No help from federal agencies
Posted by Henry Bauer on 2011/02/16
Official websites purport to offer useful information to the public. That becomes much less appealing when one recognizes that they typically also disclaim any responsibility for the accuracy of the information.
Still, it seems natural to presume that a specific request might bring specific help. Not when it comes to HIV/AIDS, it appears.
A friend of this blog sent the following query (slightly edited) to the Food and Drug Administration:
Sent: Sunday, February 13, 2011 9:54 AM
Why do all HIV tests have disclaimers like this?
“At present there is no recognized standard for establishing the presence and absence of HIV-1 antibody in human blood.”
The same with WB, for which there is no universal criterion; and Viral Load tests also have this kind of disclaimer.
This is a test that, if positive, destroys lives. Please think about it, it’s not a matter of money and power, it’s about the lives of millions of people.
And will there be in a few years better alternatives to the very toxic (sometimes lethal) and expensive HAART?
The reply was interesting if somewhat evasive:
Date: Tue, 15 Feb 2011 08:53:19 -0500
Subject: RE: AIDS.
No HIV test is perfect. All tests have a potential for “false-positive” or “false-negative” results. These tests are the best that are currently available, but they are not perfect. FDA is working with medical product manufacturers to facilitate their development of better tests.
I do not understand your comment that “it’s not about money and power.” What is your point?
Researchers are working to develop a cure for HIV, but such a cure is not likely to appear soon. I guess we’ll see—
FDA Office of Special Health Issues
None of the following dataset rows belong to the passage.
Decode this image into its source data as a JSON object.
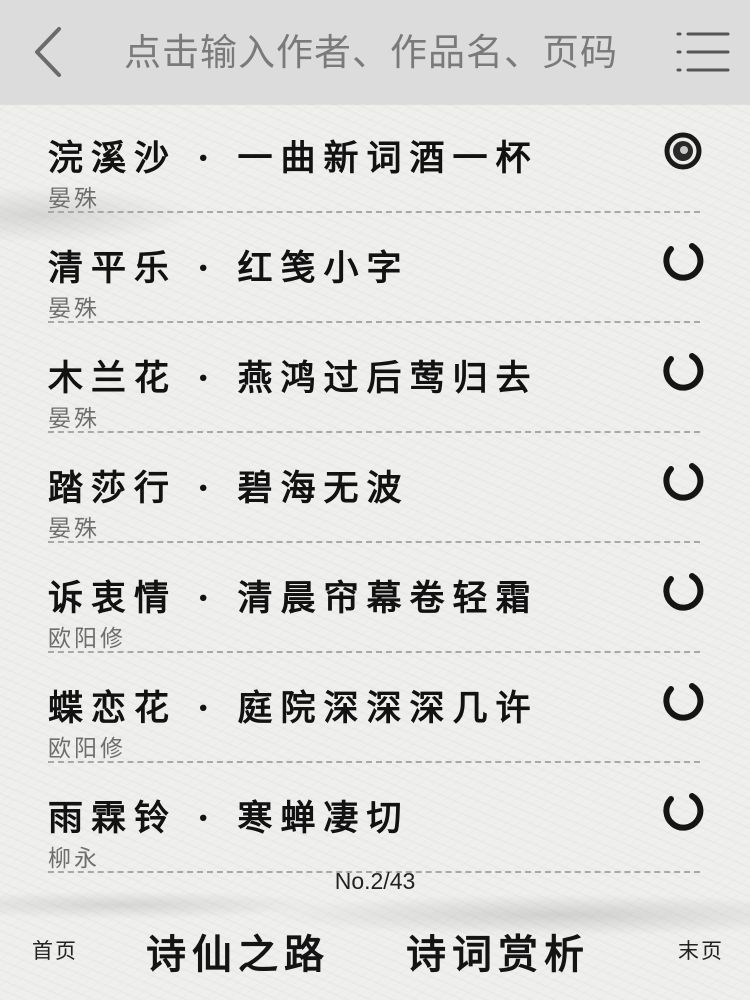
{
  "header": {
    "search_placeholder": "点击输入作者、作品名、页码"
  },
  "list": [
    {
      "title": "浣溪沙 · 一曲新词酒一杯",
      "author": "晏殊",
      "state": "filled"
    },
    {
      "title": "清平乐 · 红笺小字",
      "author": "晏殊",
      "state": "ring"
    },
    {
      "title": "木兰花 · 燕鸿过后莺归去",
      "author": "晏殊",
      "state": "ring"
    },
    {
      "title": "踏莎行 · 碧海无波",
      "author": "晏殊",
      "state": "ring"
    },
    {
      "title": "诉衷情 · 清晨帘幕卷轻霜",
      "author": "欧阳修",
      "state": "ring"
    },
    {
      "title": "蝶恋花 · 庭院深深深几许",
      "author": "欧阳修",
      "state": "ring"
    },
    {
      "title": "雨霖铃 · 寒蝉凄切",
      "author": "柳永",
      "state": "ring"
    }
  ],
  "pagination": {
    "indicator": "No.2/43",
    "first": "首页",
    "last": "末页"
  },
  "footer": {
    "tab_left": "诗仙之路",
    "tab_right": "诗词赏析"
  },
  "icons": [
    "back-arrow-icon",
    "menu-icon",
    "ink-ring-icon"
  ]
}
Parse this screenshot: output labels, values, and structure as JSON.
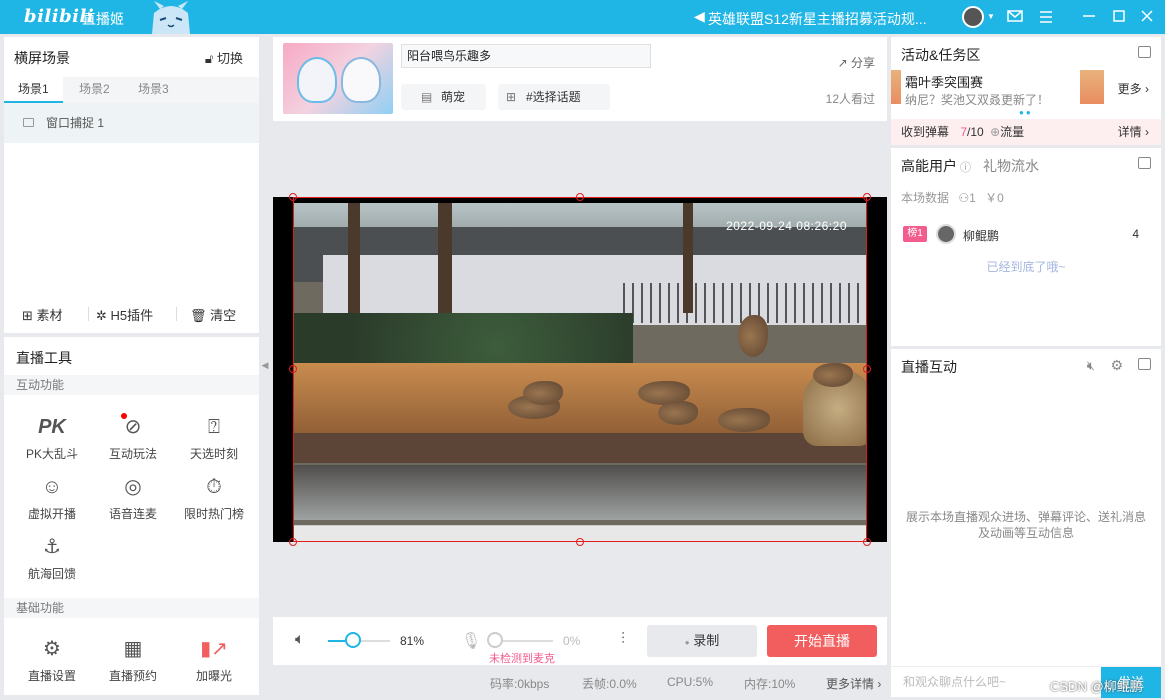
{
  "titlebar": {
    "logo": "bilibili",
    "app_name": "直播姬",
    "announcement": "英雄联盟S12新星主播招募活动规..."
  },
  "scenes": {
    "header": "横屏场景",
    "switch_label": "切换",
    "tabs": [
      "场景1",
      "场景2",
      "场景3"
    ],
    "active_tab": "场景1",
    "source_item": "窗口捕捉 1",
    "actions": [
      "素材",
      "H5插件",
      "清空"
    ]
  },
  "tools": {
    "header": "直播工具",
    "interactive_section": "互动功能",
    "interactive": [
      {
        "label": "PK大乱斗",
        "icon": "pk-icon"
      },
      {
        "label": "互动玩法",
        "icon": "interactive-play-icon"
      },
      {
        "label": "天选时刻",
        "icon": "lucky-draw-icon"
      },
      {
        "label": "虚拟开播",
        "icon": "virtual-avatar-icon"
      },
      {
        "label": "语音连麦",
        "icon": "voice-link-icon"
      },
      {
        "label": "限时热门榜",
        "icon": "hot-rank-icon"
      },
      {
        "label": "航海回馈",
        "icon": "voyage-reward-icon"
      }
    ],
    "basic_section": "基础功能",
    "basic": [
      {
        "label": "直播设置",
        "icon": "settings-gear-icon"
      },
      {
        "label": "直播预约",
        "icon": "calendar-reservation-icon"
      },
      {
        "label": "加曝光",
        "icon": "boost-exposure-icon"
      }
    ]
  },
  "room": {
    "title": "阳台喂鸟乐趣多",
    "category": "萌宠",
    "topic": "#选择话题",
    "share": "分享",
    "viewers": "12人看过"
  },
  "preview": {
    "timestamp": "2022-09-24 08:26:20"
  },
  "controls": {
    "volume_pct": "81%",
    "volume_value": 0.81,
    "mic_pct": "0%",
    "mic_value": 0,
    "mic_warning": "未检测到麦克",
    "record": "录制",
    "start_live": "开始直播"
  },
  "status": {
    "bitrate": "码率:0kbps",
    "dropped": "丢帧:0.0%",
    "cpu": "CPU:5%",
    "memory": "内存:10%",
    "more": "更多详情"
  },
  "activity": {
    "header": "活动&任务区",
    "event_title": "霜叶季突围赛",
    "event_sub": "纳尼？奖池又双叒更新了！",
    "more": "更多",
    "danmu_label": "收到弹幕",
    "danmu_count": "7",
    "danmu_total": "/10",
    "danmu_reward": "流量",
    "details": "详情"
  },
  "users": {
    "tab_active": "高能用户",
    "tab_other": "礼物流水",
    "stats_label": "本场数据",
    "stats_people": "1",
    "stats_money": "￥0",
    "rank_badge": "榜1",
    "user_name": "柳鲲鹏",
    "user_value": "4",
    "end_text": "已经到底了哦~"
  },
  "interaction": {
    "header": "直播互动",
    "empty_text": "展示本场直播观众进场、弹幕评论、送礼消息及动画等互动信息",
    "input_placeholder": "和观众聊点什么吧~",
    "send": "发送"
  },
  "watermark": "CSDN @柳鲲鹏",
  "colors": {
    "accent": "#1fb5e5",
    "live_button": "#f25d5d",
    "pink": "#f25d8e",
    "selection": "#e01e1e"
  }
}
This entry was posted on 2011/02/16 at 8:32 pm and is filed under antiretroviral drugs, experts, HIV tests. Tagged: official information about HIV/AIDS. You can follow any responses to this entry through the RSS 2.0 feed. You can leave a response, or trackback from your own site.